OK, maybe not entirely 100% new (what is?). But new in the context of 21st century wars. It’s intensely focussed on the turmoil of the central protagonist, and it explores that through his pre-war, war, and post-war experience. It’s not full of “Scotty took point whilst I scanned our right flank for enemy snipers.” Nor is it full of “Jonny put his body on the line for us; for freedom.” And it leaves much of the political rhetoric that dominates most writing about 21st Century wars behind. Instead, it paints small, personal pictures of genuine, honest too goodness experience.
Sentiment. That’s what I’m getting at here. There’s absolutely no faux sentimentality in this. It’s entirely raw, Private Bartle opened up on every page recounting his candid reactions to the situations he’s in. Powers does a fantastic job of conveying confusion and loss and emotional disorientation, but conveying it sharply and showing (usually between the lines) what impact all of this has on Private Bartle.
The result is a beautiful little book. Read a few reviews of this, and that’s the word you’ll start to get sick of. Beautiful. But it is. There’s no getting around it. The stages, the relationships, the emotional breakdowns, the flashes of tenderness - it all adds up to beautiful.
Some of the other reviews will also tell you this is an “important” book (another phrase I hate - aren’t they all?) That lessons can be extrapolated from the story of Private Bartle. That wider political and societal lessons could be learned.
But that’s missing the point if you ask me. That sort of debate can easily obscure the book itself. Turn it from a gem into the tool of an agenda. I’m not saying those points and those lessons shouldn’t be debated and disseminated. I’m just saying don’t let them make you forget just how stunning this book is.
I don’t want to go overboard. I don’t think you’ll read this and reach some sort of epiphany, about war or anything else. The chances are you have heard much of this before. There are some recognisable footsteps being walked in here. Young men being emotionally destroyed. Survivor’s guilt. The shock of returning to normal life. Discomfort with hero worship. We’ve been to these places before, but not often, and rarely as poetically as in Yellow Birds.
Does it help that Kevin Powers is a former soldier? That he served in Iraq for two years? It probably does. It probably gives this book credibility. But it’s a piece of information worth forgetting when you’re reading this. You’ll tie yourself up in knots thinking of which are the snippets from his own war, and which are the bits he’s made up. Instead, focus on the writing. On his talent. On the fact that he shapes his language around emotions better than most other people out there.
Shake that one off. A return to form after last week’s debacle. And (fingers crossed) an interview with Kevin Powers could be coming to

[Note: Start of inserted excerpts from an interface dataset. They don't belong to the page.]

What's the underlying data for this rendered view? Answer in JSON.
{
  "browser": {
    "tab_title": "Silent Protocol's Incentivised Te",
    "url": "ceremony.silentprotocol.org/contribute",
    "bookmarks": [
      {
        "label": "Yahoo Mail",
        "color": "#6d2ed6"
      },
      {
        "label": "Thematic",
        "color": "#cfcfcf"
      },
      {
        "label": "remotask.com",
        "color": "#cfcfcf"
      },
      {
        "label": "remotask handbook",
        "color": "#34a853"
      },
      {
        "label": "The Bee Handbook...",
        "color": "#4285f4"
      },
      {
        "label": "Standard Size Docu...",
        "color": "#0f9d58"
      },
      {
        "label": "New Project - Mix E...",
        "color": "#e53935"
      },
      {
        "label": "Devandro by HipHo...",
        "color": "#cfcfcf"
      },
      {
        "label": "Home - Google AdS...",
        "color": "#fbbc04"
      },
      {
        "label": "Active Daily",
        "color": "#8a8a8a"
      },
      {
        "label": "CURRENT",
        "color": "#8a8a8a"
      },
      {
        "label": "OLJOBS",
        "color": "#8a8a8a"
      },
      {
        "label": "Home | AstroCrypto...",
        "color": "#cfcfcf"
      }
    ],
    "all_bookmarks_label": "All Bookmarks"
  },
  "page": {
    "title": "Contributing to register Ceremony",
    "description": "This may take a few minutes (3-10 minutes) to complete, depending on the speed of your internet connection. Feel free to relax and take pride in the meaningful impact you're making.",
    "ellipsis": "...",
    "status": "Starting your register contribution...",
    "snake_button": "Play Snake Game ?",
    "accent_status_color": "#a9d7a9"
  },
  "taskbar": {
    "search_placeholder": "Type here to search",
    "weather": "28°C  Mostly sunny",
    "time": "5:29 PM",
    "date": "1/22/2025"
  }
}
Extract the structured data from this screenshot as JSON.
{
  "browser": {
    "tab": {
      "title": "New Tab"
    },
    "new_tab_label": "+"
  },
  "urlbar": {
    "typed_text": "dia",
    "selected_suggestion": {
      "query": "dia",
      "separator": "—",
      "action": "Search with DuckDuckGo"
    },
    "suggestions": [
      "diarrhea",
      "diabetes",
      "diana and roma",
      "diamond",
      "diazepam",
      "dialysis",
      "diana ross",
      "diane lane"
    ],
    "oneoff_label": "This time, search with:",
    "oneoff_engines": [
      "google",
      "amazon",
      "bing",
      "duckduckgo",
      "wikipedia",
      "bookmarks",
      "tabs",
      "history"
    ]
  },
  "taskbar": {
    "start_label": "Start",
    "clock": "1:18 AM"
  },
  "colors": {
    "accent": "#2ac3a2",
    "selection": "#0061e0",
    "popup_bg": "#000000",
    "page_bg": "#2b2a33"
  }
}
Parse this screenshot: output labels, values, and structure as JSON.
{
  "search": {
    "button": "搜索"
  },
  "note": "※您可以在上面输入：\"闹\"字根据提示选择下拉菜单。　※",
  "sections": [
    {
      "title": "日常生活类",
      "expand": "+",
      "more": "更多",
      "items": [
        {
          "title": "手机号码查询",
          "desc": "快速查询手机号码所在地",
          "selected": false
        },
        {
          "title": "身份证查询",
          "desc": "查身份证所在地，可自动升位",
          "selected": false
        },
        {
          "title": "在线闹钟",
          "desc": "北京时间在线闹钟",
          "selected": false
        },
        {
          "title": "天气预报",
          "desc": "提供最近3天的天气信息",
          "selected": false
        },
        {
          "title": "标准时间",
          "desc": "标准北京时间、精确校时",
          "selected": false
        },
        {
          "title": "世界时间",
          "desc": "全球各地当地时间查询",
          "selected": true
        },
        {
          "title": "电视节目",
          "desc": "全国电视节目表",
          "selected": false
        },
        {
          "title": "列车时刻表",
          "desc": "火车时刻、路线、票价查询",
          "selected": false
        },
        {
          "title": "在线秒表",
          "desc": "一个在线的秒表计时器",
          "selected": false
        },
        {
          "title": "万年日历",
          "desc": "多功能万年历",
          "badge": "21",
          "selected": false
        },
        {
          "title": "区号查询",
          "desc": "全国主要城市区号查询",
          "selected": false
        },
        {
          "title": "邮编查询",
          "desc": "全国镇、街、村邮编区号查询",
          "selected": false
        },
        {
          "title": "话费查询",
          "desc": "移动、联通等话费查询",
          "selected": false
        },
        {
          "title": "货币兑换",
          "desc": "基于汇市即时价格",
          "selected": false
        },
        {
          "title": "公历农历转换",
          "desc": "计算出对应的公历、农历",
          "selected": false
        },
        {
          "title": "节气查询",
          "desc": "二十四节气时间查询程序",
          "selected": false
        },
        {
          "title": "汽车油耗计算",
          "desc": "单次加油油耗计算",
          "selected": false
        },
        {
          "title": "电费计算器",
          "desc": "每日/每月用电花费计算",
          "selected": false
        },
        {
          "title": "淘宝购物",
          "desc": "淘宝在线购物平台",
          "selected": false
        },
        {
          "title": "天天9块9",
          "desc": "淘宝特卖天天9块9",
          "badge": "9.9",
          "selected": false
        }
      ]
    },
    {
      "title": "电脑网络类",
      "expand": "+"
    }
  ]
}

GBR soon (if the questions I’ve posed via his agent make their way through the Hotmail highway loudly enough).
Next week, something light hearted from a guy apparently everyone knew about but I only found a couple of weeks ago.